Data supplied Start Marker

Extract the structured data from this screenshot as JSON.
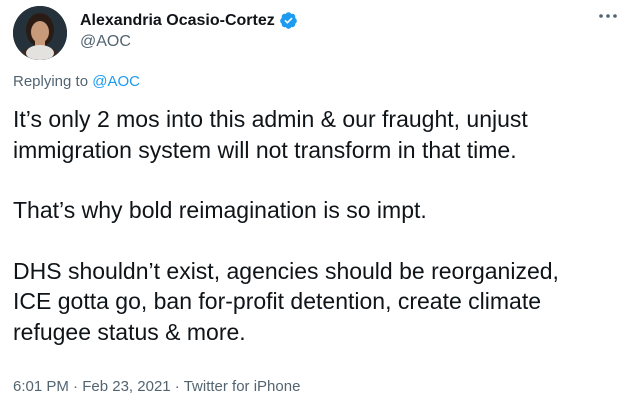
{
  "author": {
    "display_name": "Alexandria Ocasio-Cortez",
    "handle": "@AOC",
    "verified": true,
    "verified_color": "#1d9bf0"
  },
  "icons": {
    "avatar": "profile-photo",
    "verified": "verified-badge-icon",
    "more": "more-options-icon"
  },
  "reply": {
    "prefix": "Replying to ",
    "mention": "@AOC"
  },
  "tweet": {
    "paragraphs": [
      "It’s only 2 mos into this admin & our fraught, unjust\nimmigration system will not transform in that time.",
      "That’s why bold reimagination is so impt.",
      "DHS shouldn’t exist, agencies should be reorganized,\nICE gotta go, ban for-profit detention, create climate\nrefugee status & more."
    ]
  },
  "meta": {
    "time": "6:01 PM",
    "separator": " · ",
    "date": "Feb 23, 2021",
    "source": "Twitter for iPhone"
  },
  "colors": {
    "text": "#0f1419",
    "secondary": "#536471",
    "link": "#1d9bf0"
  }
}
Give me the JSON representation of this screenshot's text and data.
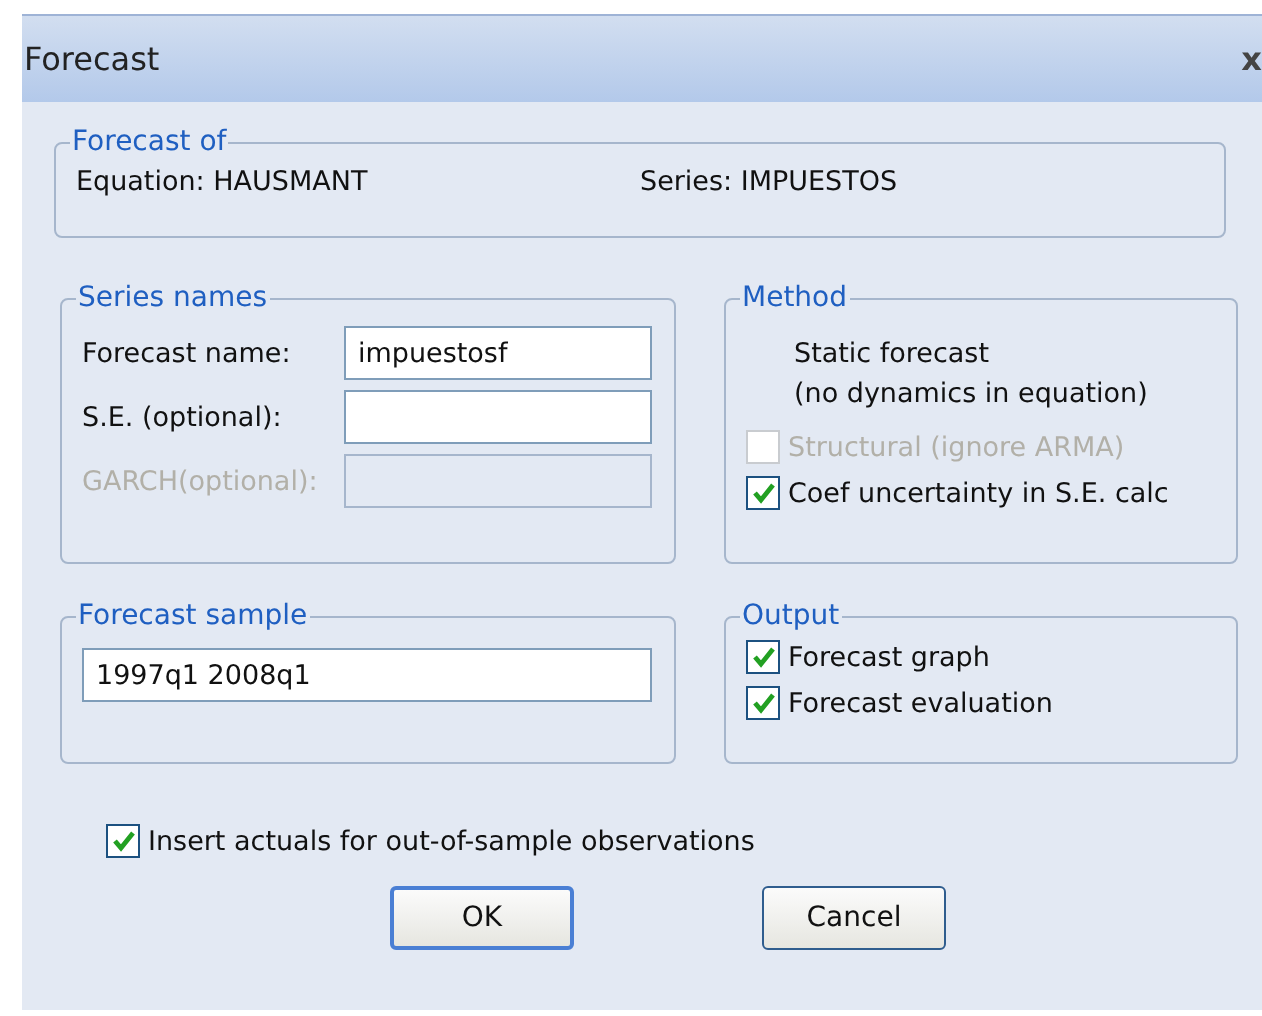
{
  "window": {
    "title": "Forecast",
    "close": "x"
  },
  "forecast_of": {
    "label": "Forecast of",
    "equation": "Equation: HAUSMANT",
    "series": "Series: IMPUESTOS"
  },
  "series_names": {
    "label": "Series names",
    "fields": [
      {
        "label": "Forecast name:",
        "value": "impuestosf",
        "disabled": false
      },
      {
        "label": "S.E. (optional):",
        "disabled": false
      },
      {
        "label": "GARCH(optional):",
        "disabled": true
      }
    ]
  },
  "method": {
    "label": "Method",
    "description": [
      "Static forecast",
      "(no dynamics in equation)"
    ],
    "options": [
      {
        "label": "Structural (ignore ARMA)",
        "checked": false,
        "disabled": true
      },
      {
        "label": "Coef uncertainty in S.E. calc",
        "checked": true,
        "disabled": false
      }
    ]
  },
  "forecast_sample": {
    "label": "Forecast sample",
    "value": "1997q1 2008q1"
  },
  "output": {
    "label": "Output",
    "options": [
      {
        "label": "Forecast graph",
        "checked": true,
        "disabled": false
      },
      {
        "label": "Forecast evaluation",
        "checked": true,
        "disabled": false
      }
    ]
  },
  "insert_actuals": {
    "label": "Insert actuals for out-of-sample observations",
    "checked": true,
    "disabled": false
  },
  "buttons": [
    {
      "label": "OK",
      "default": true
    },
    {
      "label": "Cancel",
      "default": false
    }
  ]
}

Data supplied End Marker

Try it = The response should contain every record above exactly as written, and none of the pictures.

Expected output =
Extract the structured data from this screenshot as JSON.
{
  "author": {
    "display_name": "Alexandria Ocasio-Cortez",
    "handle": "@AOC",
    "verified": true,
    "verified_color": "#1d9bf0"
  },
  "icons": {
    "avatar": "profile-photo",
    "verified": "verified-badge-icon",
    "more": "more-options-icon"
  },
  "reply": {
    "prefix": "Replying to ",
    "mention": "@AOC"
  },
  "tweet": {
    "paragraphs": [
      "It’s only 2 mos into this admin & our fraught, unjust\nimmigration system will not transform in that time.",
      "That’s why bold reimagination is so impt.",
      "DHS shouldn’t exist, agencies should be reorganized,\nICE gotta go, ban for-profit detention, create climate\nrefugee status & more."
    ]
  },
  "meta": {
    "time": "6:01 PM",
    "separator": " · ",
    "date": "Feb 23, 2021",
    "source": "Twitter for iPhone"
  },
  "colors": {
    "text": "#0f1419",
    "secondary": "#536471",
    "link": "#1d9bf0"
  }
}
Give me the JSON representation of this screenshot's text and data.
{
  "window": {
    "title": "Forecast",
    "close": "x"
  },
  "forecast_of": {
    "label": "Forecast of",
    "equation": "Equation: HAUSMANT",
    "series": "Series: IMPUESTOS"
  },
  "series_names": {
    "label": "Series names",
    "fields": [
      {
        "label": "Forecast name:",
        "value": "impuestosf",
        "disabled": false
      },
      {
        "label": "S.E. (optional):",
        "disabled": false
      },
      {
        "label": "GARCH(optional):",
        "disabled": true
      }
    ]
  },
  "method": {
    "label": "Method",
    "description": [
      "Static forecast",
      "(no dynamics in equation)"
    ],
    "options": [
      {
        "label": "Structural (ignore ARMA)",
        "checked": false,
        "disabled": true
      },
      {
        "label": "Coef uncertainty in S.E. calc",
        "checked": true,
        "disabled": false
      }
    ]
  },
  "forecast_sample": {
    "label": "Forecast sample",
    "value": "1997q1 2008q1"
  },
  "output": {
    "label": "Output",
    "options": [
      {
        "label": "Forecast graph",
        "checked": true,
        "disabled": false
      },
      {
        "label": "Forecast evaluation",
        "checked": true,
        "disabled": false
      }
    ]
  },
  "insert_actuals": {
    "label": "Insert actuals for out-of-sample observations",
    "checked": true,
    "disabled": false
  },
  "buttons": [
    {
      "label": "OK",
      "default": true
    },
    {
      "label": "Cancel",
      "default": false
    }
  ]
}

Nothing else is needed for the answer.